Learning how search engines work can help
you market your site.
The common misconception is that search engines crawl the web when a user enters a search query. This is not true. Search engines use automated programmes (spiders or bots) to constantly crawl the internet and index websites that they find according to keywords that the website uses. These programmes return to a site and index any changes that may have occurred. These can affect where a website places for search results.
A search engine has four components, such as spiders, index, relevancy algorithms and search results. Search engines send out spiders (or bots) to crawl as many web pages as possible. These are then read, collected and indexed to give you the best results for your search criteria. The search engine responds to a search query by looking at its own index (not the internet) and returns relevant results for the query.
Search engines typically want to return relevant and organic results, thus they ignore banners and other rich media (like flash) in the search. PageRank is assigned to the indexed pages and the most relevant results (the highest ranking) get placed at the top of the page.
All search engines rank relevancy in a different way, using different criteria to determine relevancy. A good idea is to research as many of the criteria as you can and attempt to make your website work on all the major search engines. Another option is to optimise for one search engine, usually the most popular search engine, and see that it works on other search engines as well.
In terms of SEM (Search Engine Marketing), you need to optimise your website in order to make it work with most of a search engine’s criteria for relevancy. The three largest search engines, Google, Bing and Yahoo!, have guidelines and policies in place that you can read in order to make sure that your website performs well.

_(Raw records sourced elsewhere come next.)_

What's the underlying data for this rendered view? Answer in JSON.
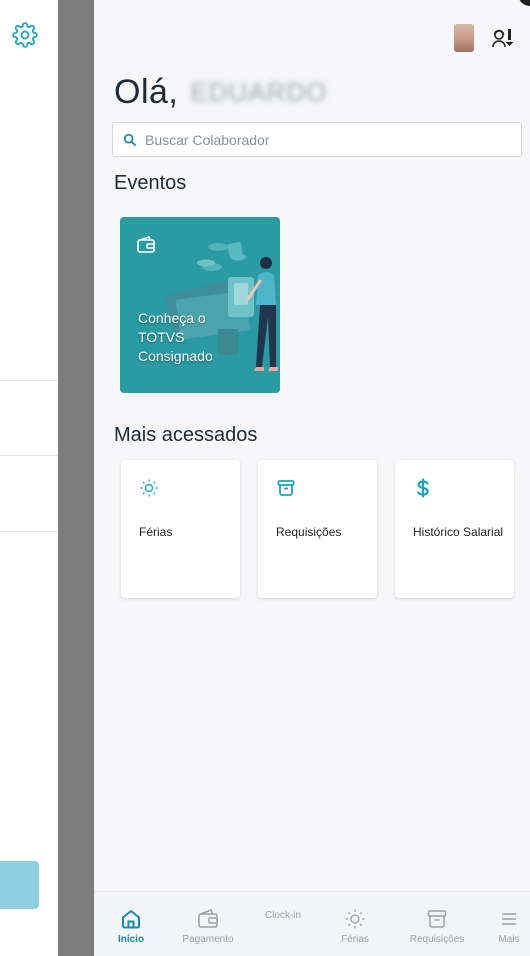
{
  "header": {
    "greeting_prefix": "Olá,",
    "user_name": "EDUARDO"
  },
  "search": {
    "placeholder": "Buscar Colaborador"
  },
  "events": {
    "title": "Eventos",
    "card_text_lines": [
      "Conheça o",
      "TOTVS",
      "Consignado"
    ]
  },
  "most_accessed": {
    "title": "Mais acessados",
    "items": [
      {
        "label": "Férias",
        "icon": "sun-icon"
      },
      {
        "label": "Requisições",
        "icon": "archive-icon"
      },
      {
        "label": "Histórico Salarial",
        "icon": "dollar-icon"
      }
    ]
  },
  "bottom_nav": {
    "items": [
      {
        "label": "Início",
        "icon": "home-icon",
        "active": true
      },
      {
        "label": "Pagamento",
        "icon": "wallet-icon",
        "active": false
      },
      {
        "label": "Clock-in",
        "icon": "clock-in",
        "active": false
      },
      {
        "label": "Férias",
        "icon": "sun-icon",
        "active": false
      },
      {
        "label": "Requisições",
        "icon": "archive-icon",
        "active": false
      },
      {
        "label": "Mais",
        "icon": "menu-icon",
        "active": false
      }
    ]
  },
  "colors": {
    "accent": "#1aa4c4",
    "event_card": "#2a9aa3",
    "separator": "#7d7d7d",
    "nav_active": "#1a8cb0"
  }
}
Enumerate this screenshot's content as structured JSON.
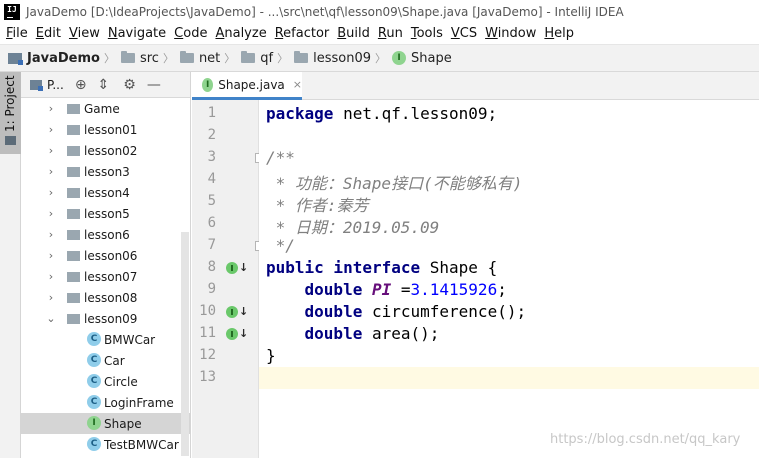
{
  "window": {
    "logo_text": "IJ",
    "title": "JavaDemo [D:\\IdeaProjects\\JavaDemo] - ...\\src\\net\\qf\\lesson09\\Shape.java [JavaDemo] - IntelliJ IDEA"
  },
  "menu": [
    "File",
    "Edit",
    "View",
    "Navigate",
    "Code",
    "Analyze",
    "Refactor",
    "Build",
    "Run",
    "Tools",
    "VCS",
    "Window",
    "Help"
  ],
  "breadcrumb": [
    "JavaDemo",
    "src",
    "net",
    "qf",
    "lesson09",
    "Shape"
  ],
  "tool_window": {
    "tab_label": "1: Project",
    "panel_title": "P...",
    "icons": [
      "locate-icon",
      "collapse-icon",
      "gear-icon",
      "minimize-icon"
    ]
  },
  "tree": [
    {
      "label": "Game",
      "kind": "folder",
      "arrow": "›"
    },
    {
      "label": "lesson01",
      "kind": "folder",
      "arrow": "›"
    },
    {
      "label": "lesson02",
      "kind": "folder",
      "arrow": "›"
    },
    {
      "label": "lesson3",
      "kind": "folder",
      "arrow": "›"
    },
    {
      "label": "lesson4",
      "kind": "folder",
      "arrow": "›"
    },
    {
      "label": "lesson5",
      "kind": "folder",
      "arrow": "›"
    },
    {
      "label": "lesson6",
      "kind": "folder",
      "arrow": "›"
    },
    {
      "label": "lesson06",
      "kind": "folder",
      "arrow": "›"
    },
    {
      "label": "lesson07",
      "kind": "folder",
      "arrow": "›"
    },
    {
      "label": "lesson08",
      "kind": "folder",
      "arrow": "›"
    },
    {
      "label": "lesson09",
      "kind": "folder",
      "arrow": "⌄"
    },
    {
      "label": "BMWCar",
      "kind": "class",
      "icon": "C"
    },
    {
      "label": "Car",
      "kind": "class",
      "icon": "C"
    },
    {
      "label": "Circle",
      "kind": "class",
      "icon": "C"
    },
    {
      "label": "LoginFrame",
      "kind": "class",
      "icon": "C"
    },
    {
      "label": "Shape",
      "kind": "interface",
      "icon": "I",
      "selected": true
    },
    {
      "label": "TestBMWCar",
      "kind": "class",
      "icon": "C"
    }
  ],
  "editor": {
    "tab_label": "Shape.java",
    "tab_close": "×",
    "current_line": 13,
    "lines": [
      {
        "n": "1",
        "tokens": [
          {
            "t": "package ",
            "c": "kw"
          },
          {
            "t": "net.qf.lesson09;",
            "c": ""
          }
        ]
      },
      {
        "n": "2",
        "tokens": []
      },
      {
        "n": "3",
        "tokens": [
          {
            "t": "/**",
            "c": "cm"
          }
        ]
      },
      {
        "n": "4",
        "tokens": [
          {
            "t": " * 功能：Shape接口(不能够私有)",
            "c": "cm"
          }
        ]
      },
      {
        "n": "5",
        "tokens": [
          {
            "t": " * 作者:秦芳",
            "c": "cm"
          }
        ]
      },
      {
        "n": "6",
        "tokens": [
          {
            "t": " * 日期：2019.05.09",
            "c": "cm"
          }
        ]
      },
      {
        "n": "7",
        "tokens": [
          {
            "t": " */",
            "c": "cm"
          }
        ]
      },
      {
        "n": "8",
        "tokens": [
          {
            "t": "public interface ",
            "c": "kw"
          },
          {
            "t": "Shape {",
            "c": ""
          }
        ]
      },
      {
        "n": "9",
        "tokens": [
          {
            "t": "    ",
            "c": ""
          },
          {
            "t": "double ",
            "c": "kw"
          },
          {
            "t": "PI",
            "c": "cf"
          },
          {
            "t": " =",
            "c": ""
          },
          {
            "t": "3.1415926",
            "c": "num"
          },
          {
            "t": ";",
            "c": ""
          }
        ]
      },
      {
        "n": "10",
        "tokens": [
          {
            "t": "    ",
            "c": ""
          },
          {
            "t": "double ",
            "c": "kw"
          },
          {
            "t": "circumference();",
            "c": ""
          }
        ]
      },
      {
        "n": "11",
        "tokens": [
          {
            "t": "    ",
            "c": ""
          },
          {
            "t": "double ",
            "c": "kw"
          },
          {
            "t": "area();",
            "c": ""
          }
        ]
      },
      {
        "n": "12",
        "tokens": [
          {
            "t": "}",
            "c": ""
          }
        ]
      },
      {
        "n": "13",
        "tokens": []
      }
    ],
    "markers": [
      {
        "line": 8,
        "icon": "I",
        "arrow": "↓"
      },
      {
        "line": 10,
        "icon": "I",
        "arrow": "↓"
      },
      {
        "line": 11,
        "icon": "I",
        "arrow": "↓"
      }
    ],
    "folds": [
      3,
      7
    ]
  },
  "watermark": "https://blog.csdn.net/qq_kary"
}
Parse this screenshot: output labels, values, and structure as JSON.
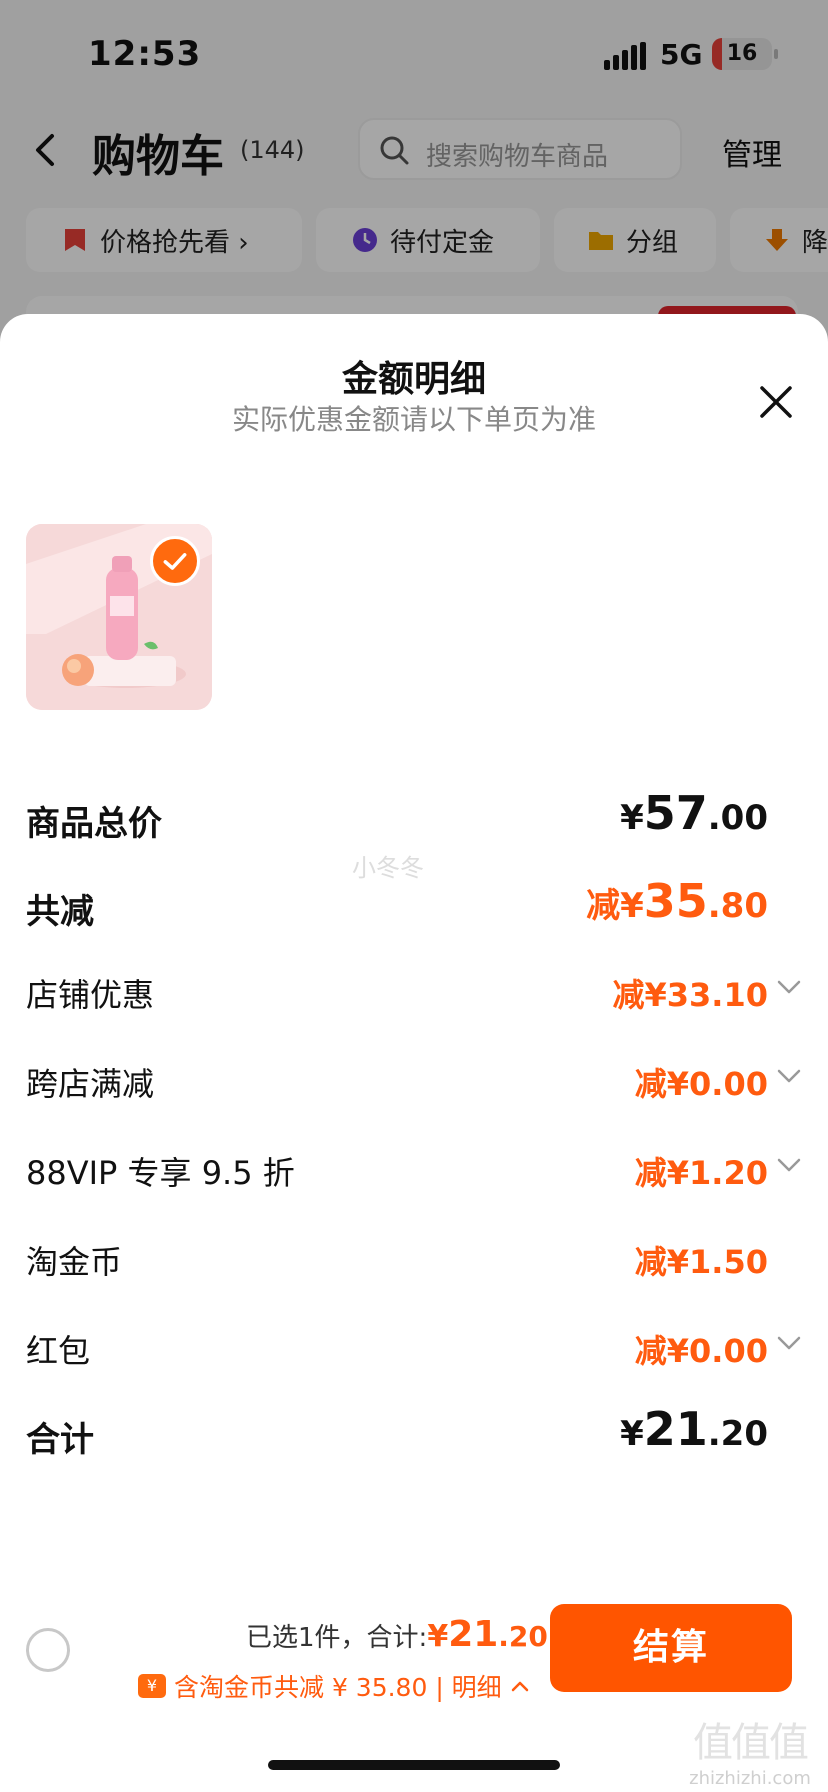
{
  "status_bar": {
    "time": "12:53",
    "network": "5G",
    "battery": "16",
    "battery_level": 0.16
  },
  "nav": {
    "title": "购物车",
    "count": "(144)",
    "search_placeholder": "搜索购物车商品",
    "manage": "管理"
  },
  "chips": [
    {
      "label": "价格抢先看 ›",
      "icon": "price-tag-icon",
      "color": "#e8413a"
    },
    {
      "label": "待付定金",
      "icon": "clock-icon",
      "color": "#6a3fd8"
    },
    {
      "label": "分组",
      "icon": "folder-icon",
      "color": "#f0a800"
    },
    {
      "label": "降",
      "icon": "price-drop-icon",
      "color": "#f07a00"
    }
  ],
  "sheet": {
    "title": "金额明细",
    "subtitle": "实际优惠金额请以下单页为准",
    "watermark": "小冬冬"
  },
  "breakdown": {
    "total_price": {
      "label": "商品总价",
      "currency": "¥",
      "int": "57",
      "dec": ".00"
    },
    "total_discount": {
      "label": "共减",
      "prefix": "减",
      "currency": "¥",
      "int": "35",
      "dec": ".80"
    },
    "items": [
      {
        "label": "店铺优惠",
        "value": "减¥33.10",
        "expandable": true
      },
      {
        "label": "跨店满减",
        "value": "减¥0.00",
        "expandable": true
      },
      {
        "label": "88VIP 专享 9.5 折",
        "value": "减¥1.20",
        "expandable": true
      },
      {
        "label": "淘金币",
        "value": "减¥1.50",
        "expandable": false
      },
      {
        "label": "红包",
        "value": "减¥0.00",
        "expandable": true
      }
    ],
    "sum": {
      "label": "合计",
      "currency": "¥",
      "int": "21",
      "dec": ".20"
    }
  },
  "footer": {
    "selected": "已选1件，合计:",
    "total_currency": "¥",
    "total_int": "21",
    "total_dec": ".20",
    "coin_icon": "¥",
    "discount_text": "含淘金币共减 ¥ 35.80 | 明细",
    "checkout": "结算"
  },
  "site_watermark": {
    "mark": "值值值",
    "url": "zhizhizhi.com"
  },
  "colors": {
    "accent": "#ff5b0f",
    "checkout": "#ff5500"
  }
}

The other way to optimise your website is to hire the services of an SEO company, but make sure that they use white-hat SEO techniques so that you don’t get punished by search engines for bad SEO practices.